FAMILY FOLKLORE & Misinformation
“Pierre Barreau, the bold pirate from Bordeaux”. That is the story I heard as a child, told to my grandmother by my grandfather, or so I was told. “Pierre Barreau” was her grandfather.
That is about the only information my family had about my great great grandfather, the first member of our Barreau family to come toAustralia. That and the story that he had ‘jumped ship’ while in Adelaide.
Family folklore stories sometimes bear some resemblance to the truth, and at other times don’t. Was he a pirate? Probably not. Did he jump ship? Possibly. Did he come from Bordeaux, or did that just sound good with ‘Barreau’? Did he even come fromFrance, and was he called Pierre?
My grandmother was Clara Bertha Barreau. It turns out that her grandfather, the first Barreau inAustralia, was not “Pierre” but was Alexander.
So, where does “Pierre” come from? Is this just a teasing taunt from my grandfather to his wife? Or a story that went down to the children in my family only? Other branches of the Barreau family have not heard the “Pierre” story.
However, it is interesting to note that my uncle, the first born son of my grandparents, was always known as “Peter” although he had a different actual given name. My uncle was told he was dubbed “Peter” by the nurses in the hospital when he was born, after the currently popular singer Peter Dawson. But in 2008 I had contact from someone in France (via the internet) whose maiden name was ‘Barreau’. She wondered if we might be connected. No connection between us has been found (as yet) but she did say that in her grandfather’s family it was the tradition to give to all the first born sons the nickname “Pierre”. Perhaps it is a French thing? Although she did not indicate it was a general French tradition but rather a family tradition.
She sent a photo of her grandfather, and there was a similar look in the face to my own father. Who knows?
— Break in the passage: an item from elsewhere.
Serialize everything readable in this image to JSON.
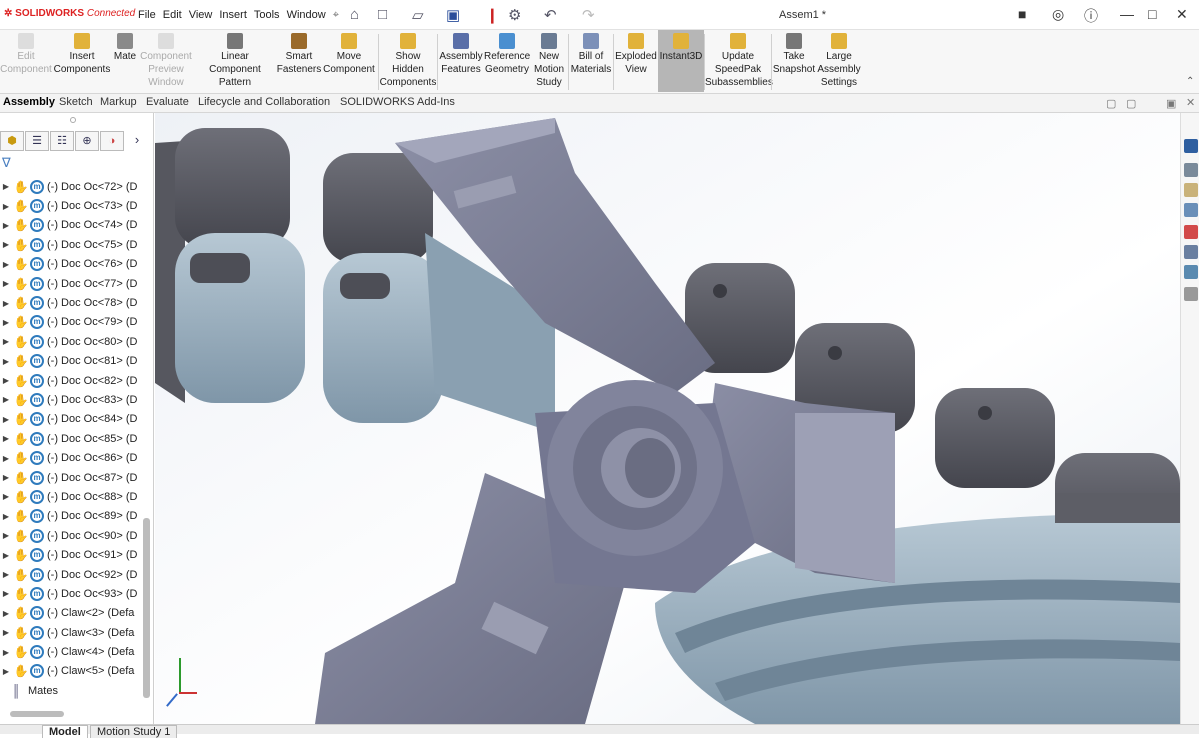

If this were the case, it could indicate that Alexander Barreau could have been the first born (or only) son. The index for his marriage record states his father’s name was also ‘Alexander’, which could indicate he was the first born son. He also named his first born son ‘Alexander’.
His nickname could have stuck and stayed with him from childhood (as happened to my uncle, who has always been known as ‘Peter’) and he himself chose to use, even once far away from home. However, in the death notice in the South Australian Register there is no mention of him being known as “Pierre”.
Was he a pirate? Well, probably not. Was he a seaman who “jumped ship”? One branch of the family had the story that he had jumped ship in Victoria, looked for gold, then traveled overland to South Australia.
This story no doubt came from the common occurrence of people doing this in Victoria during the gold rushes. However, the gold rushes started in Victoria in 1851. Alexander and Elizabeth’s first child was born in South Australia in 1847, so it would seem at least she was in South Australia by that date.
There has been no record found so far of Alexander Barreau’s arrival in an Australian colony. He is listed in his death notice, in 1876, as having been a colonist for 29 years, which means he would have arrived here in 1847.
Not all shipping passenger lists are complete, especially before the 1850s. But most importantly, ships did not list crew members. His listed occupation (mariner) would indicate he did work on a ship. There are virtually no records of mariners on ships, only passengers. There are SA records of naturalizations for non-British immigrants. I haven’t found him yet in these. This does lend weight to him ‘jumping ship’. However these records may not be complete. It could also mean that he may not have been French but may well have been British. I have searched illegal immigrants for people who jumped ship for that period and have found nothing. Of course these records are probably not complete.
Arrival in South Australia
Alexander married Elizabeth Catherine Hamilton in 1845 in Singapore. He had been working there in a hotel and Elizabeth’s first husband probably had some link with Singapore. Elizabeth had already came to SA on the Katherine Stewart Forbes with her parents in 1837 and married her first husband in South Australia. There is a modern record of Alexander’s name connected with the ship the Hamilton’s came to South Australia on. This connection only happened because a compiler from the pre-internet days found his name connected with Elizabeth Hamilton (this information can be found at the shipping lists on the Family History SA Website). There is no other connection with him and that trip. As stated earlier Alexander’s death notice says he had been a colonist since 1847, so that also indicated he did not come out with Elizabeth in 1837.
The death notice also mentions he was a ‘waterman’ for 15 years in SA. As this is an occupation connected with shipping, it possibly indicates he did not ‘jump ship’ but continued to work in shipping once living inAdelaide.
If crew members are not listed on incoming ships, it is very difficult to ascertain just when and how he arrived in the colony.
But one last comment, his death notice says he “left many friends”, and that flags in Port Adelaide were left at half mast to “show the respect in which he was held”. Would they do that for a pirate?
updated: April 2012